Brussels brings the Commission to account
BRUSSELS Branch recently gave journalists what they really, really want: news. We organised a press conference - with the help of the IFJ - for Marta Andreasen, the former European Commission chief accountant at the centre of the current financial accountability scandal involving that August institution, which is the EU's Civil Service.
Notices of the press conference were sent out electronically 36 hours before the briefing, in order to forestall any Commission attempt to block Ms Andreasen from speaking. (A registered letter did arrive - the day after the press conference.)
To a packed briefing room, Andreasen explained on 18 September her concerns about financial accountability or lack of it within the European Commission. Among her key points:
- The Commission does not have a secure or a coherent accounting system that supports the annual accounts; neither does the system allow traceability.
- The system lacks compliance with basic accounting principles such as double-entry book keeping. Double-entry is the most basic of accounting methods, in use since the 13th century. It allows checks on where each transaction came from and where it went.
- There has not been a treasury audit for the last ten years, whilst the same treasurer has been in the post for more than twelve years.
- The Commission is unable to establish cash-flow statements, a basic element for the management of the 98 billion Euros entrusted to it.
- A new financial regulatory system is due to be implemented at the beginning of 2003, yet the Commission only promises to have an accounting system to support it by 2005. In the meantime the chief accountant will, Andreasen said, have to make payments without seeing the corresponding documentation, like invoices or contracts.
Andreasen noted that her reward for refusing to certify the accounts, and for bringing these problems to the attention of the European Court of Auditors and the European Parliament, was suspension from her job and disciplinary procedures against her.
Remarking that the Chief Financial Officer and Controller of WorldCom had been imprisoned for presenting unreliable accounts and concealing information from auditors, she said, "EU taxpayers deserve an honest, transparent system of accounting that can protect their interests. At the moment there is no such protection for them - not even basic rules such as those that exposed the Worldcom and Enron frauds.
"Some may see this as a conspiracy.
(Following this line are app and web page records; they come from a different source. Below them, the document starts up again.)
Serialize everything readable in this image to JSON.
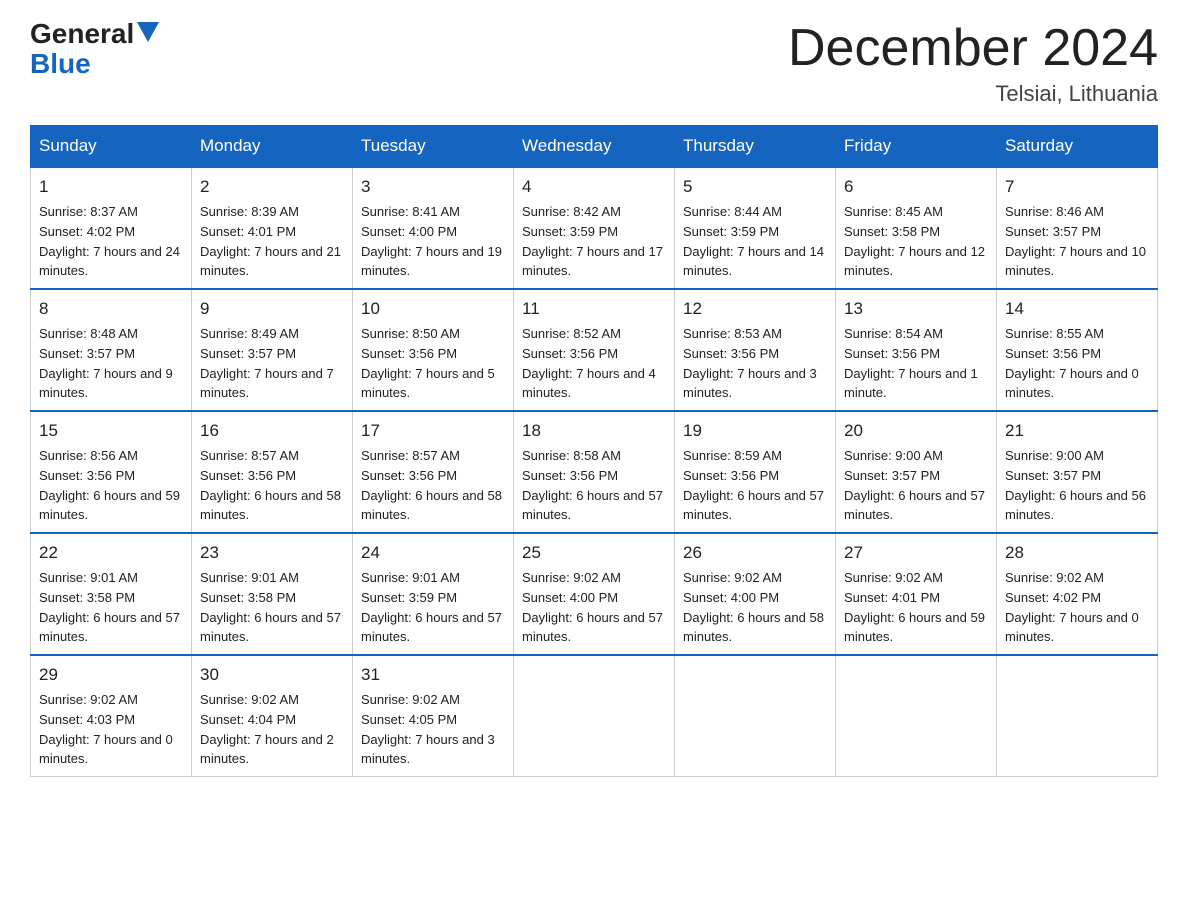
{
  "logo": {
    "line1": "General",
    "line2": "Blue"
  },
  "title": {
    "month": "December 2024",
    "location": "Telsiai, Lithuania"
  },
  "weekdays": [
    "Sunday",
    "Monday",
    "Tuesday",
    "Wednesday",
    "Thursday",
    "Friday",
    "Saturday"
  ],
  "weeks": [
    [
      {
        "day": "1",
        "sunrise": "8:37 AM",
        "sunset": "4:02 PM",
        "daylight": "7 hours and 24 minutes."
      },
      {
        "day": "2",
        "sunrise": "8:39 AM",
        "sunset": "4:01 PM",
        "daylight": "7 hours and 21 minutes."
      },
      {
        "day": "3",
        "sunrise": "8:41 AM",
        "sunset": "4:00 PM",
        "daylight": "7 hours and 19 minutes."
      },
      {
        "day": "4",
        "sunrise": "8:42 AM",
        "sunset": "3:59 PM",
        "daylight": "7 hours and 17 minutes."
      },
      {
        "day": "5",
        "sunrise": "8:44 AM",
        "sunset": "3:59 PM",
        "daylight": "7 hours and 14 minutes."
      },
      {
        "day": "6",
        "sunrise": "8:45 AM",
        "sunset": "3:58 PM",
        "daylight": "7 hours and 12 minutes."
      },
      {
        "day": "7",
        "sunrise": "8:46 AM",
        "sunset": "3:57 PM",
        "daylight": "7 hours and 10 minutes."
      }
    ],
    [
      {
        "day": "8",
        "sunrise": "8:48 AM",
        "sunset": "3:57 PM",
        "daylight": "7 hours and 9 minutes."
      },
      {
        "day": "9",
        "sunrise": "8:49 AM",
        "sunset": "3:57 PM",
        "daylight": "7 hours and 7 minutes."
      },
      {
        "day": "10",
        "sunrise": "8:50 AM",
        "sunset": "3:56 PM",
        "daylight": "7 hours and 5 minutes."
      },
      {
        "day": "11",
        "sunrise": "8:52 AM",
        "sunset": "3:56 PM",
        "daylight": "7 hours and 4 minutes."
      },
      {
        "day": "12",
        "sunrise": "8:53 AM",
        "sunset": "3:56 PM",
        "daylight": "7 hours and 3 minutes."
      },
      {
        "day": "13",
        "sunrise": "8:54 AM",
        "sunset": "3:56 PM",
        "daylight": "7 hours and 1 minute."
      },
      {
        "day": "14",
        "sunrise": "8:55 AM",
        "sunset": "3:56 PM",
        "daylight": "7 hours and 0 minutes."
      }
    ],
    [
      {
        "day": "15",
        "sunrise": "8:56 AM",
        "sunset": "3:56 PM",
        "daylight": "6 hours and 59 minutes."
      },
      {
        "day": "16",
        "sunrise": "8:57 AM",
        "sunset": "3:56 PM",
        "daylight": "6 hours and 58 minutes."
      },
      {
        "day": "17",
        "sunrise": "8:57 AM",
        "sunset": "3:56 PM",
        "daylight": "6 hours and 58 minutes."
      },
      {
        "day": "18",
        "sunrise": "8:58 AM",
        "sunset": "3:56 PM",
        "daylight": "6 hours and 57 minutes."
      },
      {
        "day": "19",
        "sunrise": "8:59 AM",
        "sunset": "3:56 PM",
        "daylight": "6 hours and 57 minutes."
      },
      {
        "day": "20",
        "sunrise": "9:00 AM",
        "sunset": "3:57 PM",
        "daylight": "6 hours and 57 minutes."
      },
      {
        "day": "21",
        "sunrise": "9:00 AM",
        "sunset": "3:57 PM",
        "daylight": "6 hours and 56 minutes."
      }
    ],
    [
      {
        "day": "22",
        "sunrise": "9:01 AM",
        "sunset": "3:58 PM",
        "daylight": "6 hours and 57 minutes."
      },
      {
        "day": "23",
        "sunrise": "9:01 AM",
        "sunset": "3:58 PM",
        "daylight": "6 hours and 57 minutes."
      },
      {
        "day": "24",
        "sunrise": "9:01 AM",
        "sunset": "3:59 PM",
        "daylight": "6 hours and 57 minutes."
      },
      {
        "day": "25",
        "sunrise": "9:02 AM",
        "sunset": "4:00 PM",
        "daylight": "6 hours and 57 minutes."
      },
      {
        "day": "26",
        "sunrise": "9:02 AM",
        "sunset": "4:00 PM",
        "daylight": "6 hours and 58 minutes."
      },
      {
        "day": "27",
        "sunrise": "9:02 AM",
        "sunset": "4:01 PM",
        "daylight": "6 hours and 59 minutes."
      },
      {
        "day": "28",
        "sunrise": "9:02 AM",
        "sunset": "4:02 PM",
        "daylight": "7 hours and 0 minutes."
      }
    ],
    [
      {
        "day": "29",
        "sunrise": "9:02 AM",
        "sunset": "4:03 PM",
        "daylight": "7 hours and 0 minutes."
      },
      {
        "day": "30",
        "sunrise": "9:02 AM",
        "sunset": "4:04 PM",
        "daylight": "7 hours and 2 minutes."
      },
      {
        "day": "31",
        "sunrise": "9:02 AM",
        "sunset": "4:05 PM",
        "daylight": "7 hours and 3 minutes."
      },
      null,
      null,
      null,
      null
    ]
  ]
}
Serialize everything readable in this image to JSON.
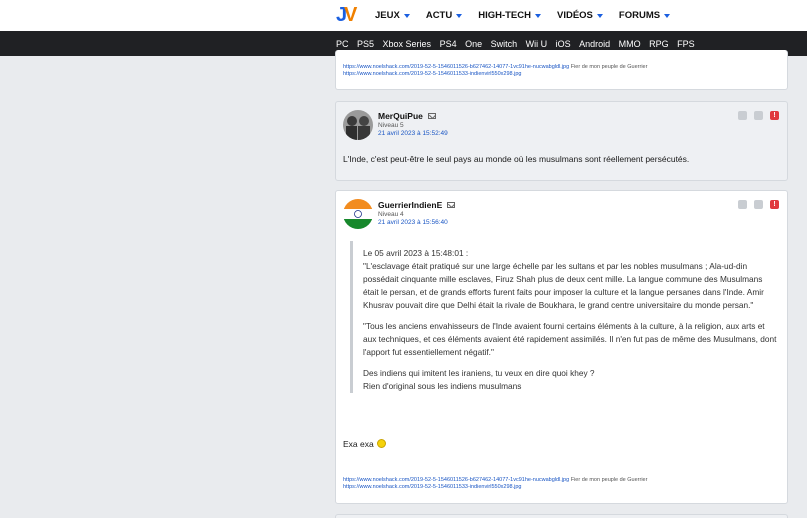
{
  "header": {
    "logo_text": "JV",
    "nav": [
      "JEUX",
      "ACTU",
      "HIGH-TECH",
      "VIDÉOS",
      "FORUMS"
    ],
    "platforms": [
      "PC",
      "PS5",
      "Xbox Series",
      "PS4",
      "One",
      "Switch",
      "Wii U",
      "iOS",
      "Android",
      "MMO",
      "RPG",
      "FPS"
    ]
  },
  "prev_post": {
    "sig_line1": "https://www.noelshack.com/2019-52-5-1546011526-b627462-14077-1vc91he-nucwabgldl.jpg",
    "sig_line1_tail": "Fier de mon peuple de Guerrier",
    "sig_line2": "https://www.noelshack.com/2019-52-5-1546011533-indienvirl550x298.jpg"
  },
  "post1": {
    "pseudo": "MerQuiPue",
    "niveau": "Niveau 5",
    "date": "21 avril 2023 à 15:52:49",
    "body": "L'Inde, c'est peut-être le seul pays au monde où les musulmans sont réellement persécutés."
  },
  "post2": {
    "pseudo": "GuerrierIndienE",
    "niveau": "Niveau 4",
    "date": "21 avril 2023 à 15:56:40",
    "quote_date": "Le 05 avril 2023 à 15:48:01 :",
    "quote_p1": "\"L'esclavage était pratiqué sur une large échelle par les sultans et par les nobles musulmans ; Ala-ud-din possédait cinquante mille esclaves, Firuz Shah plus de deux cent mille. La langue commune des Musulmans était le persan, et de grands efforts furent faits pour imposer la culture et la langue persanes dans l'Inde. Amir Khusrav pouvait dire que Delhi était la rivale de Boukhara, le grand centre universitaire du monde persan.\"",
    "quote_p2": "\"Tous les anciens envahisseurs de l'Inde avaient fourni certains éléments à la culture, à la religion, aux arts et aux techniques, et ces éléments avaient été rapidement assimilés. Il n'en fut pas de même des Musulmans, dont l'apport fut essentiellement négatif.\"",
    "quote_p3a": "Des indiens qui imitent les iraniens, tu veux en dire quoi khey ?",
    "quote_p3b": "Rien d'original sous les indiens musulmans",
    "body": "Exa exa",
    "sig_line1": "https://www.noelshack.com/2019-52-5-1546011526-b627462-14077-1vc91he-nucwabgldl.jpg",
    "sig_line1_tail": "Fier de mon peuple de Guerrier",
    "sig_line2": "https://www.noelshack.com/2019-52-5-1546011533-indienvirl550x298.jpg"
  },
  "colors": {
    "accent": "#1a56c4",
    "logo_blue": "#1a5fe0",
    "logo_orange": "#f08000",
    "alert": "#e0393e"
  }
}
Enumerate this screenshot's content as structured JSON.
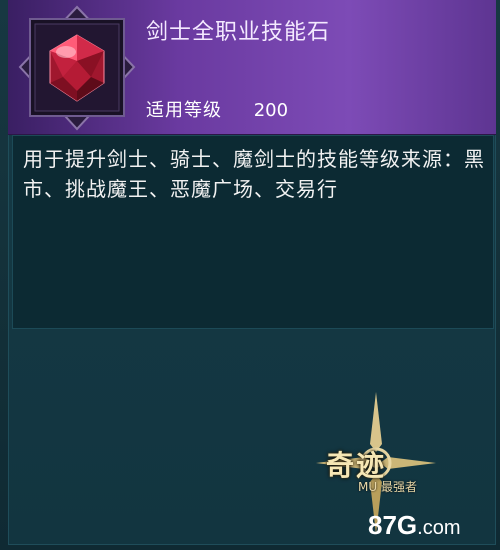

If so it is a conspiracy based on incompetence and defence of political interests rather than bringing about much-needed reform to the EU's financial administration."